- Work required
Every line below should be set down exactly as it appears.

- Web page and app entries

# # # # #

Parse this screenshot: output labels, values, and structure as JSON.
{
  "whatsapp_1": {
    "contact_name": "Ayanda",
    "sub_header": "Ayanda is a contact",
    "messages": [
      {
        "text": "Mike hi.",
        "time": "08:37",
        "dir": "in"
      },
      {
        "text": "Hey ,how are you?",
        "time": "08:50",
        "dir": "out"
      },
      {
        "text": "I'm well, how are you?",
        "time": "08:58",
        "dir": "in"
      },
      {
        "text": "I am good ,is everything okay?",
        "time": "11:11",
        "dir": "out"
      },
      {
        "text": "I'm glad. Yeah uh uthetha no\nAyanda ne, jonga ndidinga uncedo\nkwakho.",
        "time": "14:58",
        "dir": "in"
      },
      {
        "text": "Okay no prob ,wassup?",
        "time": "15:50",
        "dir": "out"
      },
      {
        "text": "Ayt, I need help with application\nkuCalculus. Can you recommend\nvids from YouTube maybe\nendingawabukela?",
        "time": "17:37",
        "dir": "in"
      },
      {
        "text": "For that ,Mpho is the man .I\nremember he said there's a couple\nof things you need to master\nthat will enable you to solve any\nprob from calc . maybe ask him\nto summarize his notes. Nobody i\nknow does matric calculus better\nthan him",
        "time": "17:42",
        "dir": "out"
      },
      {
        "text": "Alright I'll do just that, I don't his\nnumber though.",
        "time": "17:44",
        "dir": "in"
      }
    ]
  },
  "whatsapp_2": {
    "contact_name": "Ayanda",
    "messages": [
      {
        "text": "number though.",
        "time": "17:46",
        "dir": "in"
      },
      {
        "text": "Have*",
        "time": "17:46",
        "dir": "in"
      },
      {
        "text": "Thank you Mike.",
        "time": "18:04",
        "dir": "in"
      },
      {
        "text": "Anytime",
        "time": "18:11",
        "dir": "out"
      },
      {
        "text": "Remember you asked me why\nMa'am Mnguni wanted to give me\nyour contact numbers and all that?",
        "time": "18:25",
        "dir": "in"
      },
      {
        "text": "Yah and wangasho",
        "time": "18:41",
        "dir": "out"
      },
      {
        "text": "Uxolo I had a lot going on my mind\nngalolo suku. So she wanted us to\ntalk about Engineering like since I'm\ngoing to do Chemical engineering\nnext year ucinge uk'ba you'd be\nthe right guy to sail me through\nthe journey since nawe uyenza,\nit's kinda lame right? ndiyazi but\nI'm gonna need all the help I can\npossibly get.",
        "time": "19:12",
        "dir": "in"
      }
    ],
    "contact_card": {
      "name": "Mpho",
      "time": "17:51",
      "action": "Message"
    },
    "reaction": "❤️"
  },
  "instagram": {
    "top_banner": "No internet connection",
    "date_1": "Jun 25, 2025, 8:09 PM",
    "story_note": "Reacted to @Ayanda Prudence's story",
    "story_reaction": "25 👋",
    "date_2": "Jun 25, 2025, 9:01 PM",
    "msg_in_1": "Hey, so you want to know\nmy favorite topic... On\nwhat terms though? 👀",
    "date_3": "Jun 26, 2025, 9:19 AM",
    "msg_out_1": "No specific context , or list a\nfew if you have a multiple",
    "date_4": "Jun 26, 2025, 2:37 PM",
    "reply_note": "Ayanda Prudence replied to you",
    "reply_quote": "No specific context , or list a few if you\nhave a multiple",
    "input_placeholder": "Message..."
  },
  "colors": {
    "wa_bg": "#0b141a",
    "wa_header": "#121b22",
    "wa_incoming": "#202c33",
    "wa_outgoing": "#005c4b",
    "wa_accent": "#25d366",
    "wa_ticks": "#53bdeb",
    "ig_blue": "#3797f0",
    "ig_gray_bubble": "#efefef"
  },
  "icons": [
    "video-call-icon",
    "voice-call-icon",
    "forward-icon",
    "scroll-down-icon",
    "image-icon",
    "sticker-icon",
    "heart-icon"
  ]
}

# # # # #

- Response area
Parse this screenshot: output labels, values, and structure as JSON.
{
  "whatsapp_1": {
    "contact_name": "Ayanda",
    "sub_header": "Ayanda is a contact",
    "messages": [
      {
        "text": "Mike hi.",
        "time": "08:37",
        "dir": "in"
      },
      {
        "text": "Hey ,how are you?",
        "time": "08:50",
        "dir": "out"
      },
      {
        "text": "I'm well, how are you?",
        "time": "08:58",
        "dir": "in"
      },
      {
        "text": "I am good ,is everything okay?",
        "time": "11:11",
        "dir": "out"
      },
      {
        "text": "I'm glad. Yeah uh uthetha no\nAyanda ne, jonga ndidinga uncedo\nkwakho.",
        "time": "14:58",
        "dir": "in"
      },
      {
        "text": "Okay no prob ,wassup?",
        "time": "15:50",
        "dir": "out"
      },
      {
        "text": "Ayt, I need help with application\nkuCalculus. Can you recommend\nvids from YouTube maybe\nendingawabukela?",
        "time": "17:37",
        "dir": "in"
      },
      {
        "text": "For that ,Mpho is the man .I\nremember he said there's a couple\nof things you need to master\nthat will enable you to solve any\nprob from calc . maybe ask him\nto summarize his notes. Nobody i\nknow does matric calculus better\nthan him",
        "time": "17:42",
        "dir": "out"
      },
      {
        "text": "Alright I'll do just that, I don't his\nnumber though.",
        "time": "17:44",
        "dir": "in"
      }
    ]
  },
  "whatsapp_2": {
    "contact_name": "Ayanda",
    "messages": [
      {
        "text": "number though.",
        "time": "17:46",
        "dir": "in"
      },
      {
        "text": "Have*",
        "time": "17:46",
        "dir": "in"
      },
      {
        "text": "Thank you Mike.",
        "time": "18:04",
        "dir": "in"
      },
      {
        "text": "Anytime",
        "time": "18:11",
        "dir": "out"
      },
      {
        "text": "Remember you asked me why\nMa'am Mnguni wanted to give me\nyour contact numbers and all that?",
        "time": "18:25",
        "dir": "in"
      },
      {
        "text": "Yah and wangasho",
        "time": "18:41",
        "dir": "out"
      },
      {
        "text": "Uxolo I had a lot going on my mind\nngalolo suku. So she wanted us to\ntalk about Engineering like since I'm\ngoing to do Chemical engineering\nnext year ucinge uk'ba you'd be\nthe right guy to sail me through\nthe journey since nawe uyenza,\nit's kinda lame right? ndiyazi but\nI'm gonna need all the help I can\npossibly get.",
        "time": "19:12",
        "dir": "in"
      }
    ],
    "contact_card": {
      "name": "Mpho",
      "time": "17:51",
      "action": "Message"
    },
    "reaction": "❤️"
  },
  "instagram": {
    "top_banner": "No internet connection",
    "date_1": "Jun 25, 2025, 8:09 PM",
    "story_note": "Reacted to @Ayanda Prudence's story",
    "story_reaction": "25 👋",
    "date_2": "Jun 25, 2025, 9:01 PM",
    "msg_in_1": "Hey, so you want to know\nmy favorite topic... On\nwhat terms though? 👀",
    "date_3": "Jun 26, 2025, 9:19 AM",
    "msg_out_1": "No specific context , or list a\nfew if you have a multiple",
    "date_4": "Jun 26, 2025, 2:37 PM",
    "reply_note": "Ayanda Prudence replied to you",
    "reply_quote": "No specific context , or list a few if you\nhave a multiple",
    "input_placeholder": "Message..."
  },
  "colors": {
    "wa_bg": "#0b141a",
    "wa_header": "#121b22",
    "wa_incoming": "#202c33",
    "wa_outgoing": "#005c4b",
    "wa_accent": "#25d366",
    "wa_ticks": "#53bdeb",
    "ig_blue": "#3797f0",
    "ig_gray_bubble": "#efefef"
  },
  "icons": [
    "video-call-icon",
    "voice-call-icon",
    "forward-icon",
    "scroll-down-icon",
    "image-icon",
    "sticker-icon",
    "heart-icon"
  ]
}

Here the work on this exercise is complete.